In addition, the material covered on the test can be challenging for some pupils. Even with the assistance of a calculator, the mathematics portion of the ACT can feel like an uphill battle for students who, for example, struggle in math. This could be their “hardest component of the ACT,” especially considering that there are no basic math formulae supplied to them. But not every kid has trouble with mathematics; rather, some may have difficulties in other subjects, such as reading, writing, or science. Therefore, the portion of the test that each individual student finds to be the most challenging will undoubtedly be different.
Some Struggle with the Structure
On the ACT, you have 3 hours to respond to all 215 questions, however, there are only 215 questions. In addition, there is a limited amount of time allotted to each segment for responding to the questions.

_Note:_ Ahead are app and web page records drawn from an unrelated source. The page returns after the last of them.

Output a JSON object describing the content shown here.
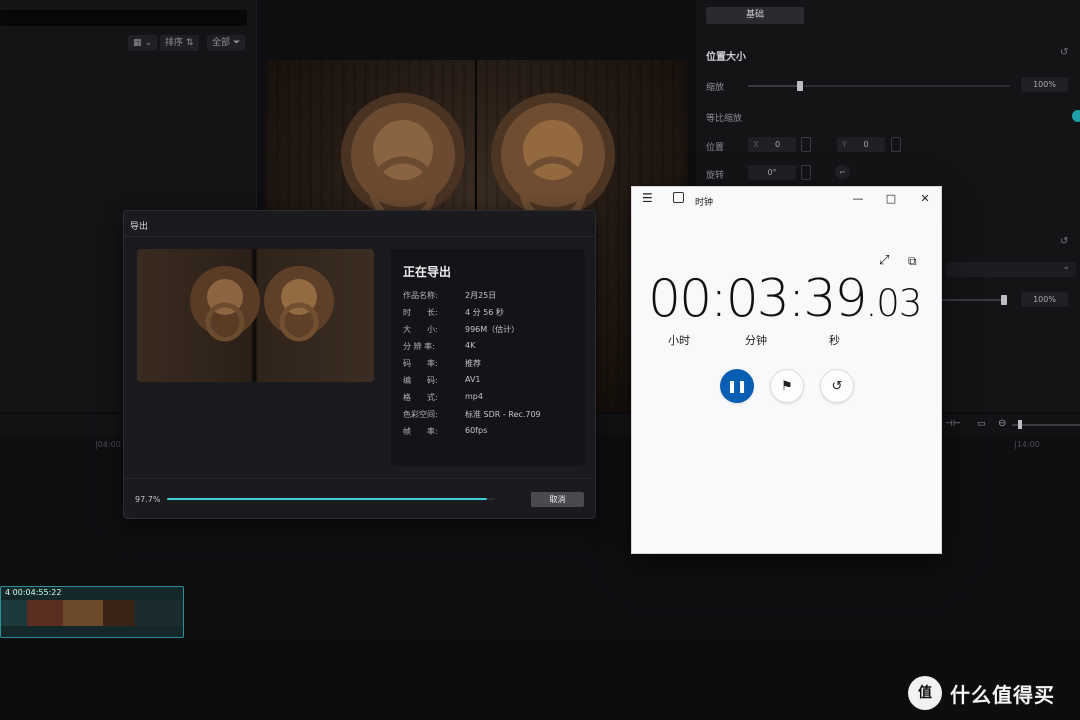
{
  "media_toolbar": {
    "view_icon": "grid-view-icon",
    "sort_label": "排序",
    "filter_label": "全部"
  },
  "inspector": {
    "tabs": [
      "基础",
      "",
      "",
      ""
    ],
    "section_title": "位置大小",
    "scale_label": "缩放",
    "scale_value": "100%",
    "uniform_scale_label": "等比缩放",
    "position_label": "位置",
    "pos_x_label": "X",
    "pos_x_value": "0",
    "pos_y_label": "Y",
    "pos_y_value": "0",
    "rotation_label": "旋转",
    "rotation_value": "0°",
    "second_value": "100%"
  },
  "timeline": {
    "ruler_left": "|04:00",
    "ruler_right": "|14:00",
    "clip_label": "4  00:04:55:22"
  },
  "export_dialog": {
    "title": "导出",
    "status": "正在导出",
    "rows": [
      {
        "key": "作品名称:",
        "value": "2月25日"
      },
      {
        "key": "时　　长:",
        "value": "4 分 56 秒"
      },
      {
        "key": "大　　小:",
        "value": "996M（估计）"
      },
      {
        "key": "分 辨 率:",
        "value": "4K"
      },
      {
        "key": "码　　率:",
        "value": "推荐"
      },
      {
        "key": "编　　码:",
        "value": "AV1"
      },
      {
        "key": "格　　式:",
        "value": "mp4"
      },
      {
        "key": "色彩空间:",
        "value": "标准 SDR - Rec.709"
      },
      {
        "key": "帧　　率:",
        "value": "60fps"
      }
    ],
    "progress_text": "97.7%",
    "progress": 0.977,
    "cancel_label": "取消"
  },
  "clock_window": {
    "title": "时钟",
    "time_main": "00:03:39",
    "time_fraction": ".03",
    "unit_hours": "小时",
    "unit_minutes": "分钟",
    "unit_seconds": "秒",
    "buttons": [
      "pause-icon",
      "flag-icon",
      "reset-icon"
    ]
  },
  "watermark": {
    "logo_text": "值",
    "text": "什么值得买"
  },
  "colors": {
    "accent_teal": "#3ccfd6",
    "clock_accent": "#0a5fb4"
  }
}
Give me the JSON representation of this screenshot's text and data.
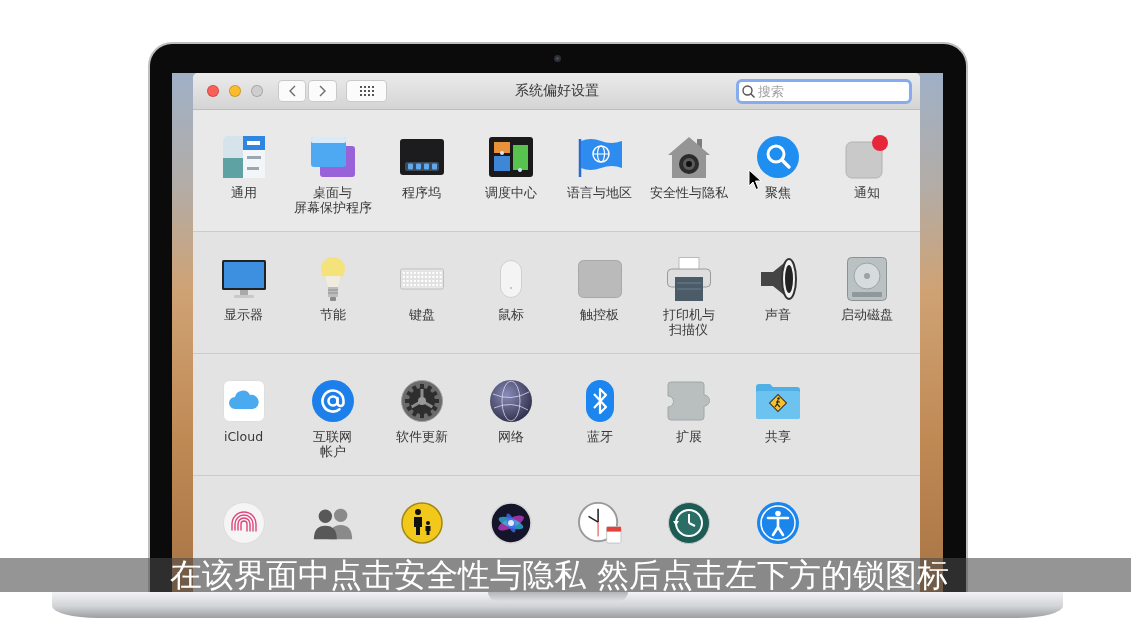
{
  "window": {
    "title": "系统偏好设置",
    "zoom_disabled": true,
    "search": {
      "placeholder": "搜索",
      "focused": true
    }
  },
  "sections": [
    {
      "panes": [
        {
          "lines": [
            "通用"
          ]
        },
        {
          "lines": [
            "桌面与",
            "屏幕保护程序"
          ]
        },
        {
          "lines": [
            "程序坞"
          ]
        },
        {
          "lines": [
            "调度中心"
          ]
        },
        {
          "lines": [
            "语言与地区"
          ]
        },
        {
          "lines": [
            "安全性与隐私"
          ]
        },
        {
          "lines": [
            "聚焦"
          ]
        },
        {
          "lines": [
            "通知"
          ]
        }
      ]
    },
    {
      "panes": [
        {
          "lines": [
            "显示器"
          ]
        },
        {
          "lines": [
            "节能"
          ]
        },
        {
          "lines": [
            "键盘"
          ]
        },
        {
          "lines": [
            "鼠标"
          ]
        },
        {
          "lines": [
            "触控板"
          ]
        },
        {
          "lines": [
            "打印机与",
            "扫描仪"
          ]
        },
        {
          "lines": [
            "声音"
          ]
        },
        {
          "lines": [
            "启动磁盘"
          ]
        }
      ]
    },
    {
      "panes": [
        {
          "lines": [
            "iCloud"
          ]
        },
        {
          "lines": [
            "互联网",
            "帐户"
          ]
        },
        {
          "lines": [
            "软件更新"
          ]
        },
        {
          "lines": [
            "网络"
          ]
        },
        {
          "lines": [
            "蓝牙"
          ]
        },
        {
          "lines": [
            "扩展"
          ]
        },
        {
          "lines": [
            "共享"
          ]
        }
      ]
    }
  ],
  "caption": "在该界面中点击安全性与隐私 然后点击左下方的锁图标"
}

For example, in Science, you receive 35 minutes to complete 40 questions.
The limited amount of time available can be very challenging for certain kids. Participants in the exam can’t spend too much time on the questions that are particularly challenging; if they do, they run the risk of not having enough time to finish the rest of the section. And if you’re in a hurry, you run the risk of misinterpreting the questions as well.

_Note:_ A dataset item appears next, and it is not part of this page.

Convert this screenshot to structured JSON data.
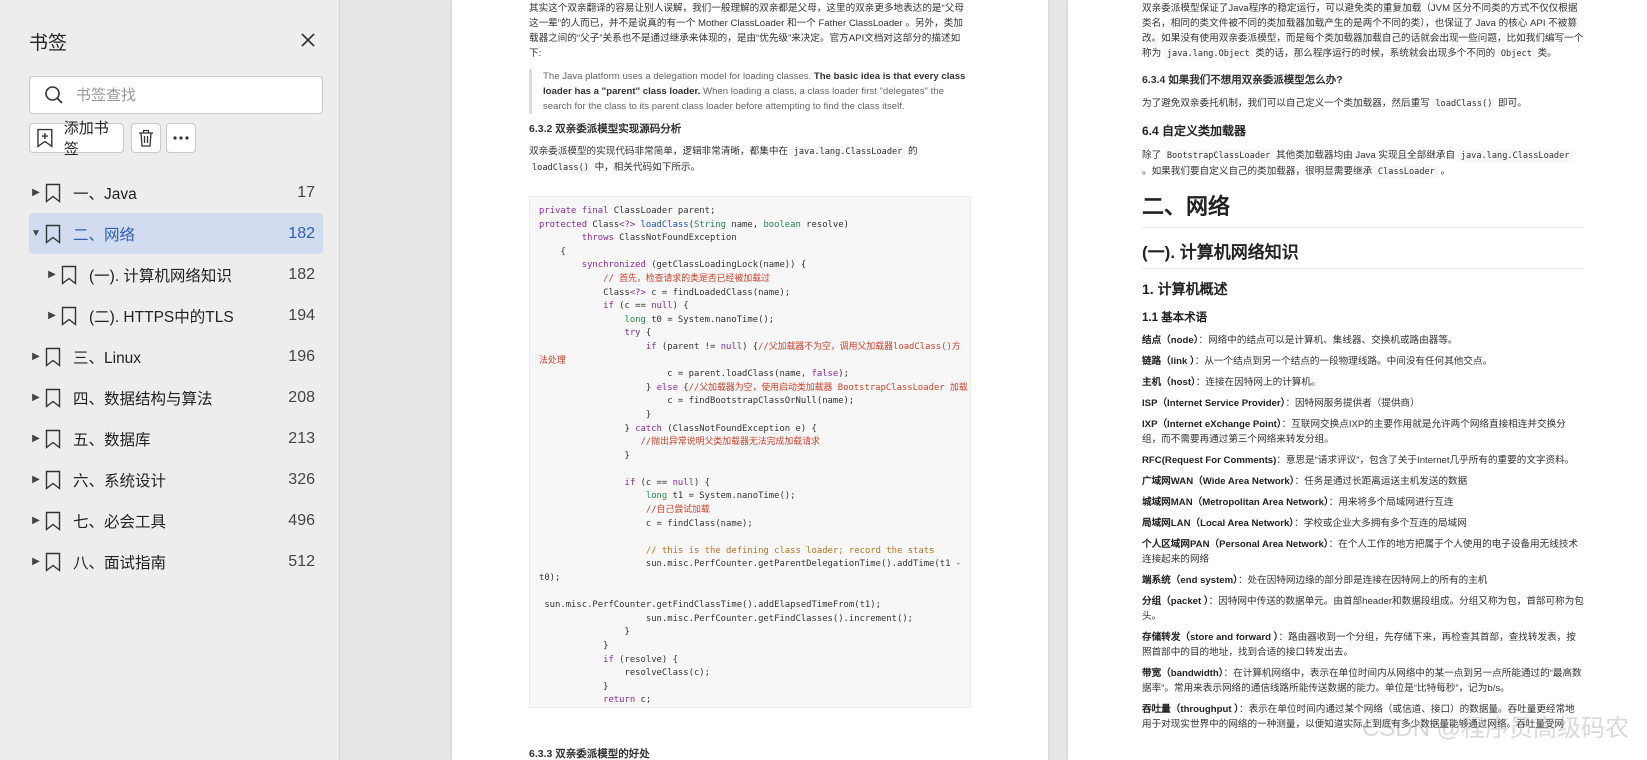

When it comes to the passages, there is a significant amount of reading (as well as reading comprehension) that needs to be completed. English, Reading, and Science all have passages and you’re going to have to answer questions on that material. If your reading speed is on the slower side, this could put you in a position where you are always falling behind schedule.
How Can You Identify and Overcome these Hurdles?
The act of taking the ACT in and of itself is a stressful experience. Your college application approval may be dependent on a great score. This, in turn, has the potential to make the ACT more difficult than it ought to be for some students. You can, however, as part of the ACT tips, you can attempt to increase your score if you concentrate on your weaknesses right now and determine which section of the ACT presents the greatest difficulty for you.
Look at your high school experience
Do you already have trouble with mathematical concepts? Or science? This may already provide you with some hints as to the areas on the ACT in which you will struggle the most. It’s possible that, upon more consideration, you’ll realize that you struggle with examinations that are timed or that you read at a more sluggish pace than the average person does.
Take a practice ACT
In this section, you will find a link to download or print an official practice exam, after which you will go to your room or a study where there will be no interruptions for the duration of the test. If your dog is being excessively loud, you should silence your phone, inform your family, and put on some headphones with a noise-canceling feature.
Evaluate your completed practice test
Examine your responses and find out how you did on the quiz. Have you performed exceptionally well in Science but poorly in English? Have you been unable to finish the Reading part in the allotted time? These results will be able to inform you exactly where you ought to concentrate most of your time studying over the course of the following few months. Taking the ACT practice tests on a consistent basis might help reveal how much you’ve improved. Following these ACT tips and tricks are some of the best ways to improve your chances.
Want to learn more about improving your standardized test scores? You’ve come to the right place. At AdmissionSight, we have over 10 years of experience guiding students through the competitive admissions process.
AdmissionSight can help you put your best foot forward when applying to college this fall. Contact us today for more information on our services.